Japanese regulators watched the company's CEO for three years. Why did it take so long to finally shut him down?
(FORTUNE Magazine) - The arrest of Internet mogul Takafumi Horie on fraud charges last month triggered a spasm of recrimination in Japan. The Livedoor CEO's brash attempts to buy a baseball team and TV network had made him a hero to some, a demon to others. Those who'd seen him as a standard-bearer for a more freewheeling capitalism professed shock at allegations that the 33-year-old billionaire falsified accounts and used shadowy investment trusts to manipulate Livedoor's share price. Traditionalists, meanwhile, decried Horie's alleged actions as evidence of the excesses of American-style "market fundamentalism." But there was surprisingly little discussion of a larger scandal: Japan's securities regulators had been monitoring Livedoor for three years but never took action. Indeed, the episode exposes the woeful inadequacy of Japan's securities laws and the regulators who enforce them.
Japanese prosecutors aren't required to disclose details of their indictment, and because they can detain suspects for up to a month, the only word from the Horie camp was an assertion of innocence published on his blog before his arrest. But if reports leaked by prosecutors to the Japanese press can be believed, Horie is charged with egregious fraud: manipulating the share prices of companies he secretly owned by trumpeting plans to acquire them; falsifying financial statements by reporting stock gains as operating income; and diverting money to secret Swiss accounts.
Officials at Japan's Securities and Exchange Surveillance Commission dithered in the face of overwhelming evidence that Livedoor was flouting the rules, says Waseda University law professor Tatsuo Uemura, an advisor to the Tokyo Stock Exchange. "It's not like they didn't know what Horie was up to," he says. "They just couldn't work up the nerve to declare it illegal." In parliamentary testimony, Financial Services Minister Kaoru Yosano offered an odd defense of the SESC, over which he has jurisdiction, citing its scrutiny of Livedoor as proof regulators had been "highly effective."

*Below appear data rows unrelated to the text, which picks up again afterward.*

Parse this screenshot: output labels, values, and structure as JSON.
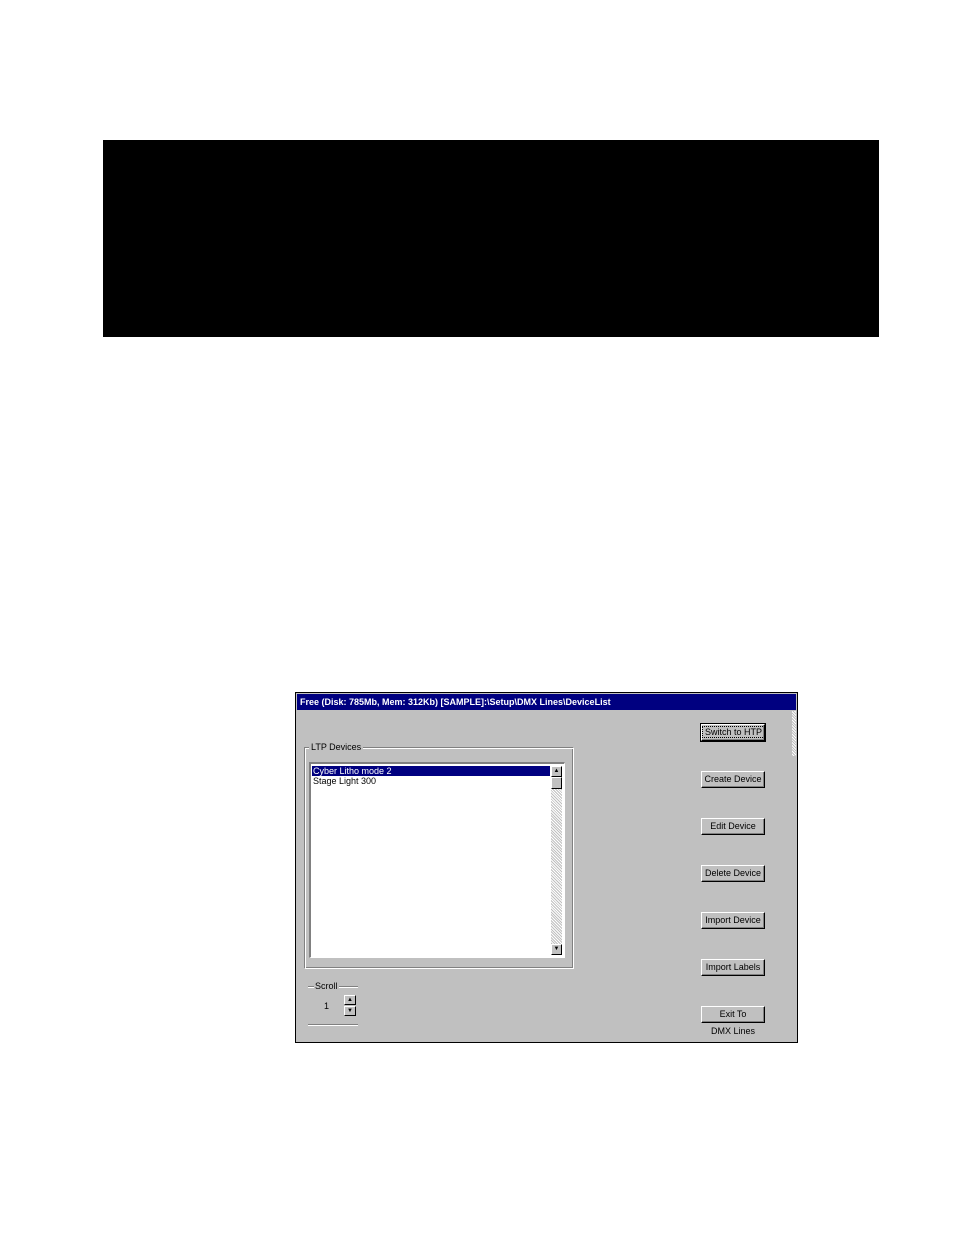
{
  "titlebar": {
    "text": "Free (Disk: 785Mb, Mem: 312Kb)    [SAMPLE]:\\Setup\\DMX Lines\\DeviceList"
  },
  "ltp_group": {
    "label": "LTP Devices",
    "items": [
      {
        "label": "Cyber Litho mode 2",
        "selected": true
      },
      {
        "label": "Stage Light 300",
        "selected": false
      }
    ]
  },
  "scroll_group": {
    "label": "Scroll",
    "value": "1"
  },
  "buttons": {
    "switch_to_htp": "Switch to HTP",
    "create_device": "Create Device",
    "edit_device": "Edit Device",
    "delete_device": "Delete Device",
    "import_device": "Import Device",
    "import_labels": "Import Labels",
    "exit_to": "Exit To",
    "exit_to_caption": "DMX Lines"
  },
  "colors": {
    "titlebar_bg": "#000080",
    "window_bg": "#c0c0c0",
    "selection_bg": "#000080"
  }
}
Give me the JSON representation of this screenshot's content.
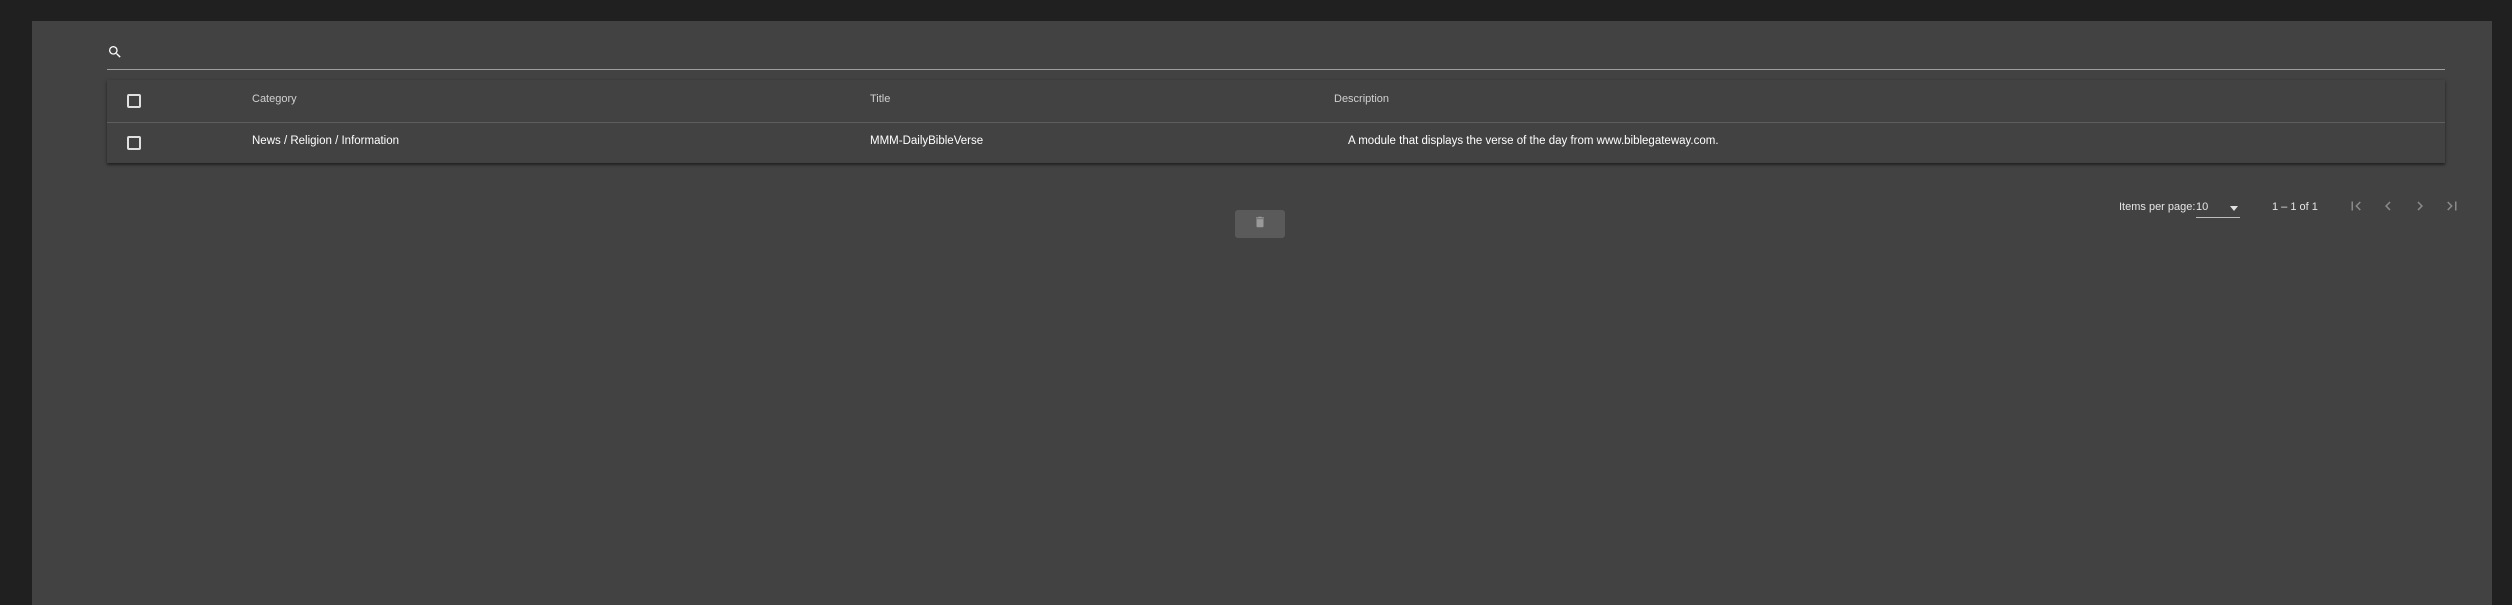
{
  "search": {
    "placeholder": "",
    "value": ""
  },
  "table": {
    "columns": [
      "Category",
      "Title",
      "Description"
    ],
    "rows": [
      {
        "category": "News / Religion / Information",
        "title": "MMM-DailyBibleVerse",
        "description": "A module that displays the verse of the day from www.biblegateway.com."
      }
    ]
  },
  "paginator": {
    "items_per_page_label": "Items per page:",
    "items_per_page_value": "10",
    "range_label": "1 – 1 of 1"
  },
  "icons": {
    "search": "search-icon",
    "first_page": "first-page-icon",
    "prev_page": "chevron-left-icon",
    "next_page": "chevron-right-icon",
    "last_page": "last-page-icon",
    "delete": "trash-icon"
  },
  "colors": {
    "background": "#202020",
    "card": "#424242",
    "text": "#ffffff",
    "button": "#5a5a5a"
  }
}
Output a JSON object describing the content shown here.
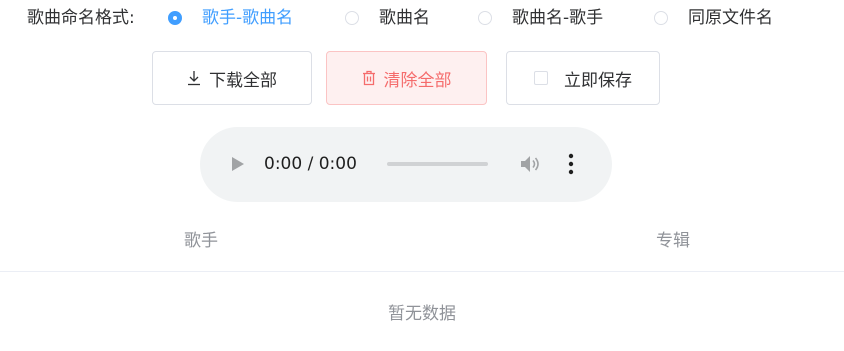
{
  "naming": {
    "label": "歌曲命名格式:",
    "options": [
      {
        "label": "歌手-歌曲名",
        "checked": true
      },
      {
        "label": "歌曲名",
        "checked": false
      },
      {
        "label": "歌曲名-歌手",
        "checked": false
      },
      {
        "label": "同原文件名",
        "checked": false
      }
    ]
  },
  "actions": {
    "download_all": "下载全部",
    "clear_all": "清除全部",
    "save_now": "立即保存"
  },
  "player": {
    "time": "0:00 / 0:00",
    "progress": 0
  },
  "table": {
    "columns": [
      "歌手",
      "专辑"
    ],
    "empty_text": "暂无数据"
  },
  "colors": {
    "primary": "#409eff",
    "danger": "#f56c6c",
    "danger_bg": "#fef0f0",
    "muted": "#909399"
  },
  "icons": {
    "download": "download-icon",
    "clear": "trash-icon",
    "play": "play-icon",
    "volume": "volume-icon",
    "more": "more-vertical-icon"
  }
}
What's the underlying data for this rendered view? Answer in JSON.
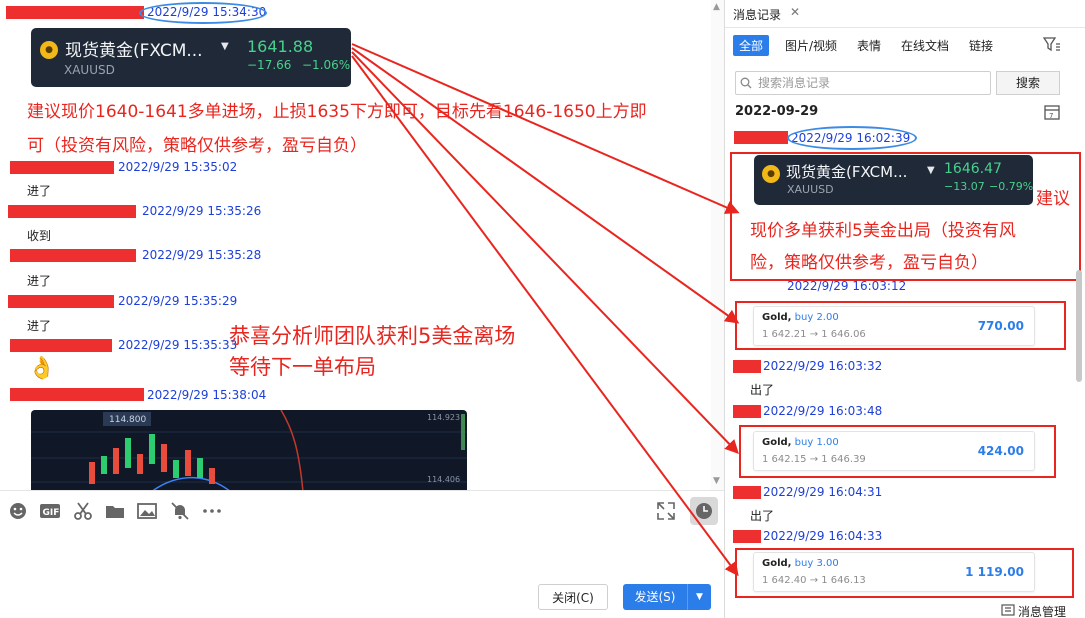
{
  "chat": {
    "messages": [
      {
        "time": "2022/9/29 15:34:30"
      },
      {
        "time": "2022/9/29 15:35:02",
        "text": "进了"
      },
      {
        "time": "2022/9/29 15:35:26",
        "text": "收到"
      },
      {
        "time": "2022/9/29 15:35:28",
        "text": "进了"
      },
      {
        "time": "2022/9/29 15:35:29",
        "text": "进了"
      },
      {
        "time": "2022/9/29 15:35:33",
        "emoji": "👌"
      },
      {
        "time": "2022/9/29 15:38:04"
      }
    ],
    "quote_card": {
      "name": "现货黄金(FXCM...",
      "symbol": "XAUUSD",
      "price": "1641.88",
      "change": "−17.66",
      "change_pct": "−1.06%"
    },
    "advice_line1": "建议现价1640-1641多单进场，止损1635下方即可，目标先看1646-1650上方即",
    "advice_line2": "可（投资有风险，策略仅供参考，盈亏自负）",
    "congrats_line1": "恭喜分析师团队获利5美金离场",
    "congrats_line2": "等待下一单布局",
    "chart_ticks": {
      "top_label": "114.800",
      "right_top": "114.923",
      "right_mid": "114.406"
    }
  },
  "composer": {
    "close_label": "关闭(C)",
    "send_label": "发送(S)"
  },
  "side": {
    "tab_label": "消息记录",
    "filters": [
      "全部",
      "图片/视频",
      "表情",
      "在线文档",
      "链接"
    ],
    "search_placeholder": "搜索消息记录",
    "search_button": "搜索",
    "date": "2022-09-29",
    "first_time": "2022/9/29 16:02:39",
    "quote_card": {
      "name": "现货黄金(FXCM...",
      "symbol": "XAUUSD",
      "price": "1646.47",
      "change": "−13.07",
      "change_pct": "−0.79%"
    },
    "advice_word": "建议",
    "advice_line1": "现价多单获利5美金出局（投资有风",
    "advice_line2": "险，策略仅供参考，盈亏自负）",
    "entries": [
      {
        "time": "2022/9/29 16:03:12",
        "trade": {
          "asset": "Gold,",
          "side": "buy 2.00",
          "prices": "1 642.21 → 1 646.06",
          "pnl": "770.00"
        }
      },
      {
        "time": "2022/9/29 16:03:32",
        "text": "出了"
      },
      {
        "time": "2022/9/29 16:03:48",
        "trade": {
          "asset": "Gold,",
          "side": "buy 1.00",
          "prices": "1 642.15 → 1 646.39",
          "pnl": "424.00"
        }
      },
      {
        "time": "2022/9/29 16:04:31",
        "text": "出了"
      },
      {
        "time": "2022/9/29 16:04:33",
        "trade": {
          "asset": "Gold,",
          "side": "buy 3.00",
          "prices": "1 642.40 → 1 646.13",
          "pnl": "1 119.00"
        }
      }
    ],
    "manage_label": "消息管理"
  },
  "colors": {
    "annotation_red": "#e8261f",
    "timestamp_blue": "#1d3fd8",
    "accent_blue": "#2b7de9",
    "quote_green": "#47d18c"
  },
  "icons": [
    "emoji-icon",
    "gif-icon",
    "scissors-icon",
    "folder-icon",
    "image-icon",
    "mute-bell-icon",
    "more-icon",
    "expand-icon",
    "history-icon",
    "close-icon",
    "calendar-icon",
    "filter-icon",
    "search-icon",
    "message-manage-icon"
  ]
}
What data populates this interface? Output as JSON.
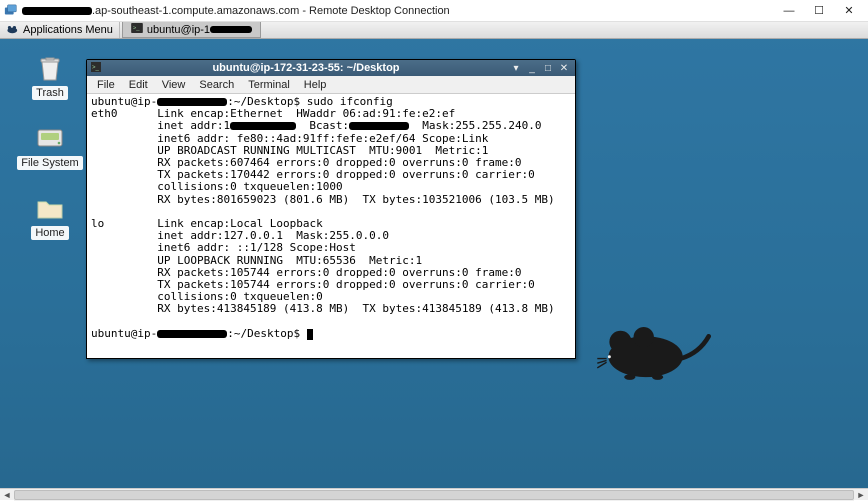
{
  "rdp": {
    "host_suffix": ".ap-southeast-1.compute.amazonaws.com - Remote Desktop Connection",
    "min": "—",
    "max": "☐",
    "close": "✕"
  },
  "panel": {
    "apps_label": "Applications Menu",
    "task_label": "ubuntu@ip-1"
  },
  "desktop_icons": {
    "trash": "Trash",
    "filesystem": "File System",
    "home": "Home"
  },
  "term": {
    "title": "ubuntu@ip-172-31-23-55: ~/Desktop",
    "win_pin": "▾",
    "win_min": "_",
    "win_max": "□",
    "win_close": "✕",
    "menu": {
      "file": "File",
      "edit": "Edit",
      "view": "View",
      "search": "Search",
      "terminal": "Terminal",
      "help": "Help"
    },
    "line_prompt1_a": "ubuntu@ip-",
    "line_prompt1_b": ":~/Desktop$ sudo ifconfig",
    "eth0_l1_a": "eth0      Link encap:Ethernet  HWaddr 06:ad:91:fe:e2:ef",
    "eth0_l2_a": "          inet addr:1",
    "eth0_l2_b": "  Bcast:",
    "eth0_l2_c": "  Mask:255.255.240.0",
    "eth0_l3": "          inet6 addr: fe80::4ad:91ff:fefe:e2ef/64 Scope:Link",
    "eth0_l4": "          UP BROADCAST RUNNING MULTICAST  MTU:9001  Metric:1",
    "eth0_l5": "          RX packets:607464 errors:0 dropped:0 overruns:0 frame:0",
    "eth0_l6": "          TX packets:170442 errors:0 dropped:0 overruns:0 carrier:0",
    "eth0_l7": "          collisions:0 txqueuelen:1000",
    "eth0_l8": "          RX bytes:801659023 (801.6 MB)  TX bytes:103521006 (103.5 MB)",
    "blank": "",
    "lo_l1": "lo        Link encap:Local Loopback",
    "lo_l2": "          inet addr:127.0.0.1  Mask:255.0.0.0",
    "lo_l3": "          inet6 addr: ::1/128 Scope:Host",
    "lo_l4": "          UP LOOPBACK RUNNING  MTU:65536  Metric:1",
    "lo_l5": "          RX packets:105744 errors:0 dropped:0 overruns:0 frame:0",
    "lo_l6": "          TX packets:105744 errors:0 dropped:0 overruns:0 carrier:0",
    "lo_l7": "          collisions:0 txqueuelen:0",
    "lo_l8": "          RX bytes:413845189 (413.8 MB)  TX bytes:413845189 (413.8 MB)",
    "line_prompt2_a": "ubuntu@ip-",
    "line_prompt2_b": ":~/Desktop$ "
  }
}
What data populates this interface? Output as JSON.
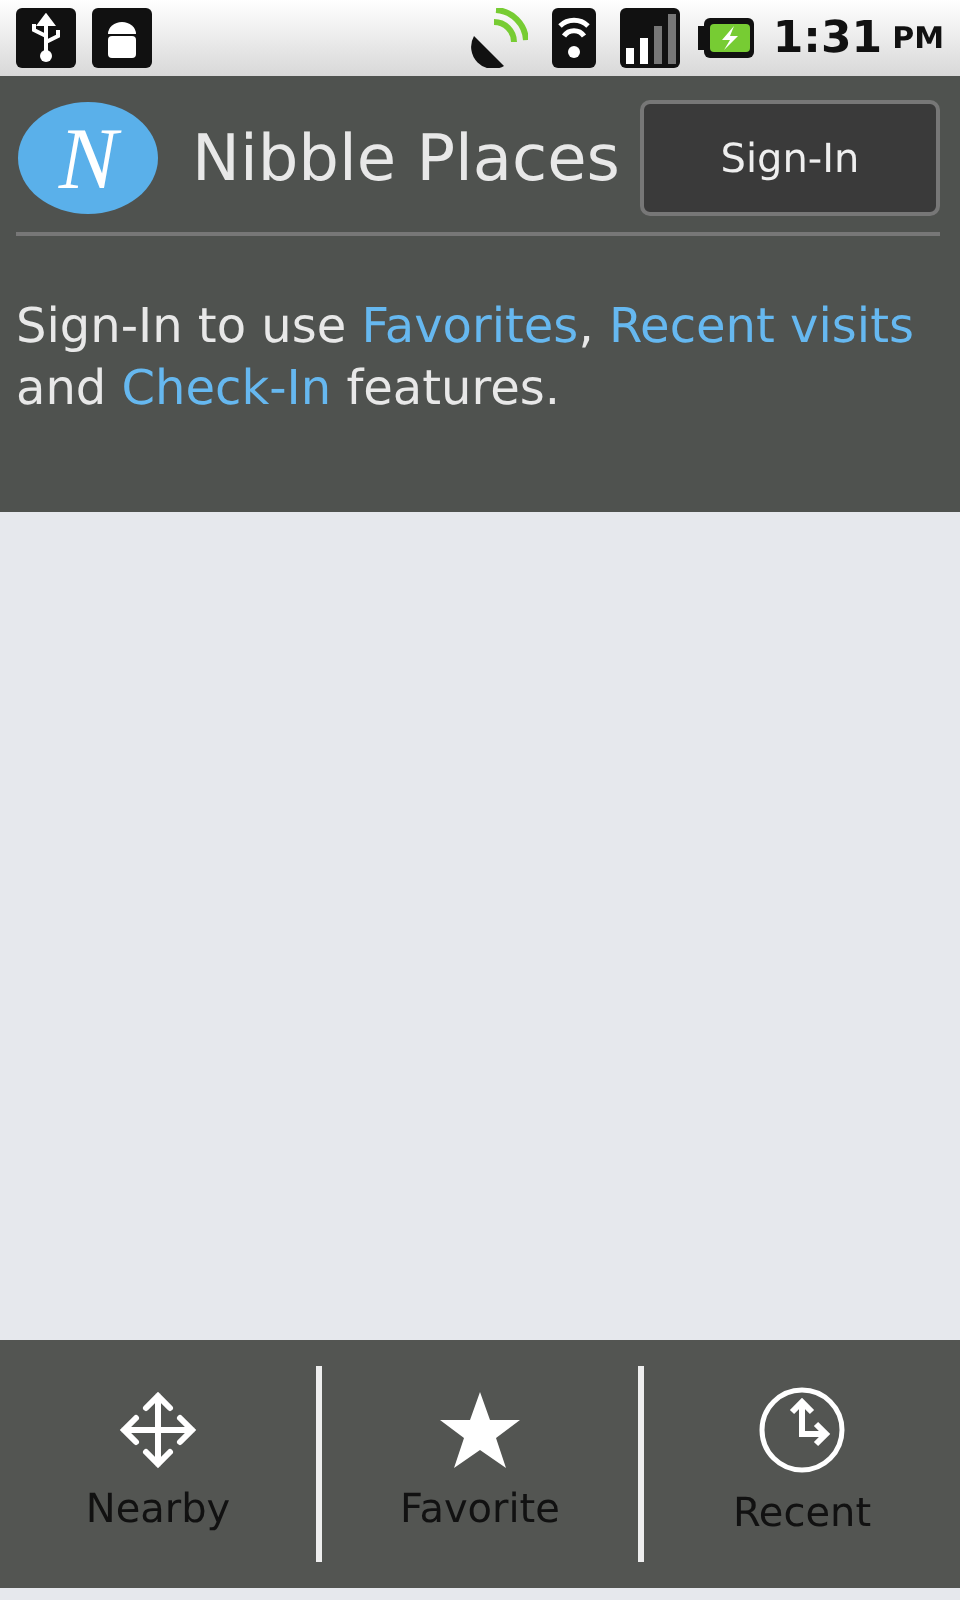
{
  "status_bar": {
    "time": "1:31",
    "ampm": "PM"
  },
  "header": {
    "title": "Nibble Places",
    "logo_letter": "N",
    "button": "Sign-In"
  },
  "message": [
    {
      "kind": "text",
      "text": "Sign-In to use "
    },
    {
      "kind": "link",
      "text": "Favorites"
    },
    {
      "kind": "text",
      "text": ", "
    },
    {
      "kind": "link",
      "text": "Recent visits"
    },
    {
      "kind": "text",
      "text": " and "
    },
    {
      "kind": "link",
      "text": "Check-In"
    },
    {
      "kind": "text",
      "text": " features."
    }
  ],
  "tabs": [
    {
      "kind": "nearby",
      "label": "Nearby"
    },
    {
      "kind": "favorite",
      "label": "Favorite"
    },
    {
      "kind": "recent",
      "label": "Recent"
    }
  ]
}
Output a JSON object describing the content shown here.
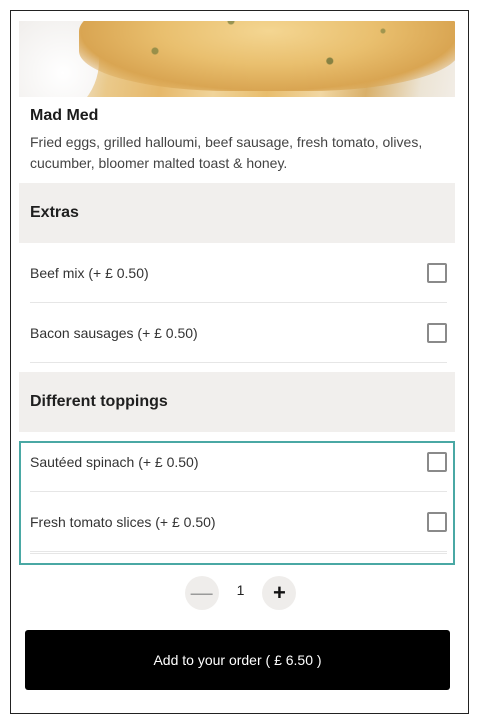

Few would agree. The SESC is toothless, struggling to supervise the world's second-largest equity market with a staff of just 320, compared with 3,800 at the U.S. Securities and Exchange Commission. Few SESC employees are trained in finance or securities law. It doesn't help that the SESC is subordinate to an agency whose mandate is to protect financial institutions.
But the rules--or lack of them--are also to blame. After Japan's bubble collapsed in the early 1990s, the government dispensed with many financial restrictions in an effort to restructure and dismantle Japan's clubby corporate system. In the process it opened giant loopholes. As a result, some of Horie's most outrageous tactics were entirely legal. For example, Livedoor's repeated share splits exploited liberalizations intended to attract more investors. But because the Tokyo exchange took more than 50 days to issue new stock certificates, Horie found he could create temporary supply squeezes--which lifted the stock price--by splitting Livedoor shares again and again.
So far the Japanese media have speculated more often--and more wildly--about why the prosecutors acted than why the regulators didn't. Everything from political revenge to mob links has been floated as a theory. Adding to the intrigue: The day after the Livedoor raid, the head of an investment fund that handled deals for Horie turned up dead under murky circumstances.
With Horie now in an unheated cell, it's too early to tell whether he was a newfangled revolutionary or just an old-fashioned crook. Either way, Japan's regulators may have as many questions to answer as he does.